Male genital size reflects a tradeoff between attracting mates and avoiding predators in two live-bearing fish species. Academic Article uri icon


  • Male genitalia may experience more rapid, divergent evolution than any other animal character, but why? Research during the past several decades has culminated in the view that genital diversification primarily results from postmating sexual selection (e.g., sperm competition or cryptic female choice). However, the potential roles of premating sexual selection (e.g., mate choice) and natural selection have received little attention. We examined the possible importance of these mechanisms by investigating divergence in male genitalia among populations differing in predator regime for two species of live-bearing fish (Gambusia affinis in Texas and Gambusia hubbsi in The Bahamas). When controlled for body size, males exhibited a larger gonopodium (sperm-transfer organ) in predator-free environments than in predatory environments, a trend that persisted across space (multiple populations), time (multiple years), and species. By conducting laboratory experiments with G. affinis, we found that premating sexual selection seems to favor larger male genitalia (females exhibited mating preference for males having larger gonopodia), but natural selection in the presence of predatory fishes seems to favor reduced genital size (larger gonopodium size was associated with reduced burst-swimming performance, an important antipredator behavior). Although postmating sexual selection is widely presumed to be the most important mechanism driving genital diversification, these findings suggest that alternative mechanisms, particularly for organisms that cannot retract their genitalia, may also prove important.

published proceedings

  • Proc Natl Acad Sci U S A

altmetric score

  • 15.384

author list (cited authors)

  • Langerhans, R. B., Layman, C. A., & DeWitt, T. J.

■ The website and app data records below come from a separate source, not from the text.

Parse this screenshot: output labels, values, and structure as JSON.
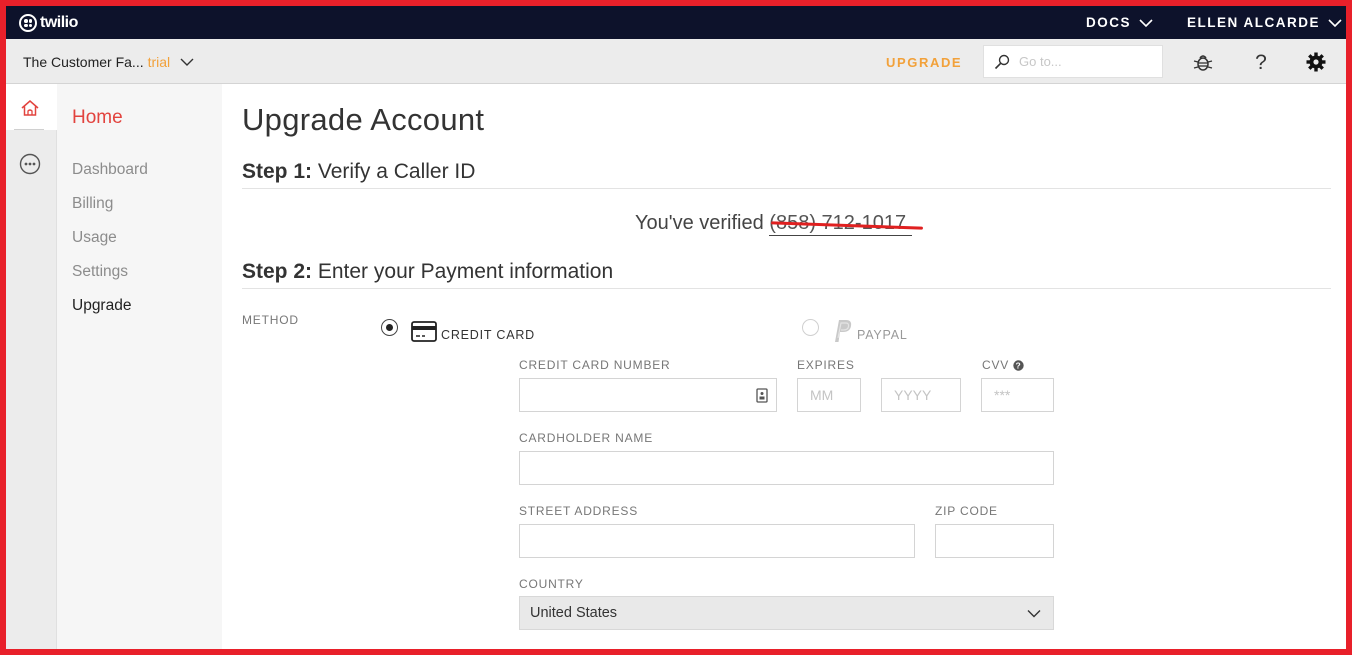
{
  "topbar": {
    "logo_text": "twilio",
    "docs_label": "DOCS",
    "user_label": "ELLEN ALCARDE"
  },
  "subbar": {
    "account_name": "The Customer Fa...",
    "account_tag": "trial",
    "upgrade_label": "UPGRADE",
    "search_placeholder": "Go to..."
  },
  "sidenav": {
    "section": "Home",
    "items": [
      {
        "label": "Dashboard",
        "active": false
      },
      {
        "label": "Billing",
        "active": false
      },
      {
        "label": "Usage",
        "active": false
      },
      {
        "label": "Settings",
        "active": false
      },
      {
        "label": "Upgrade",
        "active": true
      }
    ]
  },
  "page": {
    "title": "Upgrade Account",
    "step1": {
      "prefix": "Step 1:",
      "text": "Verify a Caller ID"
    },
    "verified_text": "You've verified",
    "verified_number": "(858) 712-1017.",
    "step2": {
      "prefix": "Step 2:",
      "text": "Enter your Payment information"
    }
  },
  "payment": {
    "method_label": "METHOD",
    "credit_card_label": "CREDIT CARD",
    "paypal_label": "PAYPAL",
    "selected_method": "credit_card",
    "card_number_label": "CREDIT CARD NUMBER",
    "expires_label": "EXPIRES",
    "month_placeholder": "MM",
    "year_placeholder": "YYYY",
    "cvv_label": "CVV",
    "cvv_placeholder": "***",
    "cardholder_label": "CARDHOLDER NAME",
    "street_label": "STREET ADDRESS",
    "zip_label": "ZIP CODE",
    "country_label": "COUNTRY",
    "country_value": "United States"
  },
  "colors": {
    "topbar_bg": "#0d122b",
    "accent_red": "#e2433e",
    "upgrade_orange": "#f2a13a"
  }
}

citation count

  • 149

complete list of authors

  • Langerhans, R Brian||Layman, Craig A||DeWitt, Thomas J

publication date

  • May 2005